* **Records from a dataset**:
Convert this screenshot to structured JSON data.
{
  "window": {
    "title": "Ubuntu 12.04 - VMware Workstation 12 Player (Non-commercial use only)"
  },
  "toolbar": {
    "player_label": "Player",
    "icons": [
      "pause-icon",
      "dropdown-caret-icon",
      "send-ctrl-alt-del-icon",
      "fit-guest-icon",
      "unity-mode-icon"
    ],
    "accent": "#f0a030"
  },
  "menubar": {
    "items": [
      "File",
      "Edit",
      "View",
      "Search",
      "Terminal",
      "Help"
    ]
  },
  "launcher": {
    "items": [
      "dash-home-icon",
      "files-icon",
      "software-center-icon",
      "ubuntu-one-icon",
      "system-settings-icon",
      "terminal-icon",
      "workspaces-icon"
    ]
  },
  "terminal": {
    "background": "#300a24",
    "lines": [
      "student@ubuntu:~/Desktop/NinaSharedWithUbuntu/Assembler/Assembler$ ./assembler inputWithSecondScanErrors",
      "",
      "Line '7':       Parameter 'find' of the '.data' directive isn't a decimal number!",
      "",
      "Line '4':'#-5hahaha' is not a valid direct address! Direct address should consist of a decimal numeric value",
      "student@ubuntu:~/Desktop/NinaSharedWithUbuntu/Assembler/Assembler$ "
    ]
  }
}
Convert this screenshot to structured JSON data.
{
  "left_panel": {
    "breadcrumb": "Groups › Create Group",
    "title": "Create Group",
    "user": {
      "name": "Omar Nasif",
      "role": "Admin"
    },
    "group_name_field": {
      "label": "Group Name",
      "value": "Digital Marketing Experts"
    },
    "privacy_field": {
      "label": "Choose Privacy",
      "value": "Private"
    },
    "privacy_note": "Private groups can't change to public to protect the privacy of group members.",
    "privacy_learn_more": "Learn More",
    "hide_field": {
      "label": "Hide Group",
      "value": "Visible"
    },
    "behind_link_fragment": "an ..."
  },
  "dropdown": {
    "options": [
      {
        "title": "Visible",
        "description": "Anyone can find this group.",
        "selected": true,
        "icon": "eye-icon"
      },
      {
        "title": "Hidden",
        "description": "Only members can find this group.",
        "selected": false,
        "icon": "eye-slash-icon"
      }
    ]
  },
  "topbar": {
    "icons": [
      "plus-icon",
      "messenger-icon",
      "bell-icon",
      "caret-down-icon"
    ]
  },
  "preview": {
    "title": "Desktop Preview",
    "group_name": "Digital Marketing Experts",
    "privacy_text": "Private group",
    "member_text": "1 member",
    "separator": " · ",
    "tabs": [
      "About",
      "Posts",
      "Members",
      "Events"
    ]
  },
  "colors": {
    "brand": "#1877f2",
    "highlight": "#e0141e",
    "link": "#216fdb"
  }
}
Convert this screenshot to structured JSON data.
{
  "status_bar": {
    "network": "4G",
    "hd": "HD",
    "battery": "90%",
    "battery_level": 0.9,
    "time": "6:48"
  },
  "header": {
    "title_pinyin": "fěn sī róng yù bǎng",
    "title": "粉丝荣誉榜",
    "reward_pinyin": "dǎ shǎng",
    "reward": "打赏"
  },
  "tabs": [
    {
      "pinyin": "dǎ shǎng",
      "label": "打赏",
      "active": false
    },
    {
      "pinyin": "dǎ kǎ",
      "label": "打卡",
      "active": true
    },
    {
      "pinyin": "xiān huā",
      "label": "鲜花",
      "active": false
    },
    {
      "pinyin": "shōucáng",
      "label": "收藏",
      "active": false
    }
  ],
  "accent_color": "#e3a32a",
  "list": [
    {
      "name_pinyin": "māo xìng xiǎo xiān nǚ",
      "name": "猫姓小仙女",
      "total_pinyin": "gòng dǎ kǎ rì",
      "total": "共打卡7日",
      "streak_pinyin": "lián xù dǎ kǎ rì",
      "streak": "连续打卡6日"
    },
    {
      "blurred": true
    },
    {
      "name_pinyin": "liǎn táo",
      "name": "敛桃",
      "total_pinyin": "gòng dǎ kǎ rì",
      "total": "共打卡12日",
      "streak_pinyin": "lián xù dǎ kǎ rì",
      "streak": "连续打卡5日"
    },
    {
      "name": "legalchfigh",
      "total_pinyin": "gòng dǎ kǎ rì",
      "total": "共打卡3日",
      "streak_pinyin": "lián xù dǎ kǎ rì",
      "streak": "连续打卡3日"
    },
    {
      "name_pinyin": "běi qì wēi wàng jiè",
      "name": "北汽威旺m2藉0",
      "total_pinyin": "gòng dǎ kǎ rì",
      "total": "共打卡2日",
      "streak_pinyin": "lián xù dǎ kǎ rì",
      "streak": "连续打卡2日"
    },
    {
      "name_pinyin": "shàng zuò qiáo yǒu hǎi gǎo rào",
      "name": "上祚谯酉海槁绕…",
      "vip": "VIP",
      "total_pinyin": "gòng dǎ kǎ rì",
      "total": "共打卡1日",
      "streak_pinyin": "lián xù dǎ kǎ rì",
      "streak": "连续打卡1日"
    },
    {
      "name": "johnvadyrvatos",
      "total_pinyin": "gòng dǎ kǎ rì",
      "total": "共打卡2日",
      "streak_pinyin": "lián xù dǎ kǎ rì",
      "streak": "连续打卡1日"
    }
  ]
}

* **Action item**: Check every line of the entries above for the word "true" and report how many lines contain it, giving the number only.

* **Completed task**: 3